hath vouchsafed to intimate, and all my desire and joy is to be with Him.' As they were pausing to rest, an incident occurred. His old white horse, seeing him, came up to him, and leaning his head upon his master's breast, groaned and even wept, as if he too knew that he would never see him again. St. Columba gave him his blessing—' My faithful and affectionate friend, may you be kindly cared for by Him who made you.' Having rested, Dermit helped him up a little hill, and he blessed his beloved monastery, and committed it to the keeping of Almighty God. When he returned to his cell, he proceeded with the copy of a Psalter he was engaged on, till, having written the words in the thirty-fourth Psalm, 'They that seek the Lord shall not want any good thing,' he laid aside his book and his pen for his everlasting rest; the following words, 'Come, my children, hearken unto me; I will teach you the fear of the Lord,' 'will better suit my successor than me,' he said. He assisted at evening service, and very early on Sunday morning was the first to enter the church, and kneel down before the altar. When Dermit followed him, the heavenly glory that irradiated the chancel vanished, and, scarcely perceiving him in the dawn of the summer morning, he cried, ' O my father, where art thou? my father, where art thou?' until the brethren coming in with lights, he found the saint, and laid his dying head upon his breast.
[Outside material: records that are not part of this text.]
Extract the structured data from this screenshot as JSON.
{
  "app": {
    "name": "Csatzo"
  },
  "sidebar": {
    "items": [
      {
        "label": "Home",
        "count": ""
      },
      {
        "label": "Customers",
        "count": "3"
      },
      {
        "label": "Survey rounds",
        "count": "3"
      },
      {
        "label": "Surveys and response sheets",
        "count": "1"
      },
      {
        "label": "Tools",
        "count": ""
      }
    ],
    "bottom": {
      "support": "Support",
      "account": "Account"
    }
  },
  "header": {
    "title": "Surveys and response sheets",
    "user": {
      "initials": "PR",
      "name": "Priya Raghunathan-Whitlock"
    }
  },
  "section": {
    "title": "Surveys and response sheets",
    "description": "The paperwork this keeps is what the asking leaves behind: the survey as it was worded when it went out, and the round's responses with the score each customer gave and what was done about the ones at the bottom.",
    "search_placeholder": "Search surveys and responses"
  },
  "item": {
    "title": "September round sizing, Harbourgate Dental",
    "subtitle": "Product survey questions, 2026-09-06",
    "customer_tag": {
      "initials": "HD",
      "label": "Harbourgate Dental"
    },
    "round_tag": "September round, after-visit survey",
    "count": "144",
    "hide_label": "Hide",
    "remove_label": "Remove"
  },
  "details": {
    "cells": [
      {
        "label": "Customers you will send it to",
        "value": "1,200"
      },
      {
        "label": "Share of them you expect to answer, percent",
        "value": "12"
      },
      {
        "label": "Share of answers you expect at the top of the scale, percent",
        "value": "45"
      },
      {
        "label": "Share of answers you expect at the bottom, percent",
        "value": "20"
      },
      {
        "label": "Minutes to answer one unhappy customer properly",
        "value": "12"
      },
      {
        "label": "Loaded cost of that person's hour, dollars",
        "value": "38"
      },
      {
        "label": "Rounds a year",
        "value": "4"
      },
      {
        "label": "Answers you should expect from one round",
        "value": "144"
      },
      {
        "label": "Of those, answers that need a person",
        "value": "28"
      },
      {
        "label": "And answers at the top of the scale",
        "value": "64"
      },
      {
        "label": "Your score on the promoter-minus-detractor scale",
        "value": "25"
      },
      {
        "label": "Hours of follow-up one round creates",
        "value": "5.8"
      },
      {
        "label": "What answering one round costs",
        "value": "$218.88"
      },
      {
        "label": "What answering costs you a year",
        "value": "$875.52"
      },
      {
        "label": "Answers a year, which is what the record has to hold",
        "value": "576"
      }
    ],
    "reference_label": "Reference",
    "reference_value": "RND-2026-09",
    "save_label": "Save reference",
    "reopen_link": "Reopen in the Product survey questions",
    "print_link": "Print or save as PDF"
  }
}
Then lifting up his eyes, and signing the benediction he was too weak to utter, Columba fell asleep in Jesus before the altar.